Figure 5. Infection probability as a function of viral count for various values of \(\beta\), which is a product of several multiplicative terms (ventilation constants, filtration constants, constants, emission constants, baseline susceptibility).

This means that you can generalize to other interventions.

Figure 6. Hypothetical curves for three different conditions.

So once we have completed this experiment, we don’t need to repeat it for other types of interventions on human recipients. We just need to measure the reduction in virus concentration in the air during whatever intervention we want to test, which will be proportional to the reduction in \(\beta\).

To a lesser extent, we can even generalize to other viruses, which is nice since it allows you to run this experiment on the common cold. Because \(\lambda\) is proportional to a virus-specific baseline susceptibility constant and air quality constants, you’ll know that if an air quality intervention shifts the curve for the common cold by K log units, then it should also shift the curve for the other virus by K log units. This is true even if the other virus has a flatter curve due to higher variance in baseline susceptibility (see code). The only limitation is that if you want to quantify the aggregate reduction in infections, you’ll still need to measure the dose-response curve for the other virus once and then integrate over the distribution of viral counts.
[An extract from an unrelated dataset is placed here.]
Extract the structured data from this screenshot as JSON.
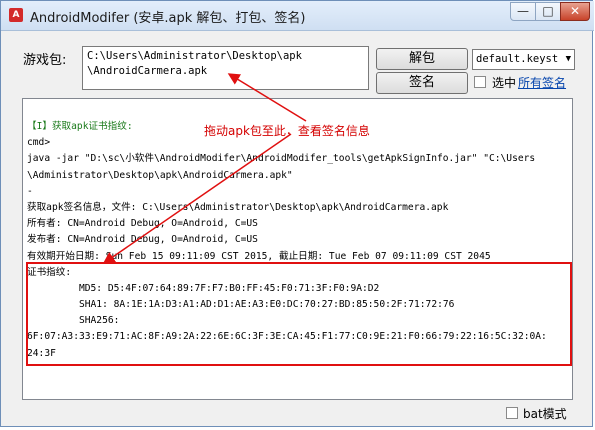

If anyone has $10 million lying around and is able to run this experiment and model it correctly, you will:


\(^1\)To a first approximation, viral RNA count is proportional to infectious virus count and claims otherwise have been overstated. See the “Live virus count is mostly proportional to RNA count” section of this post for evidence.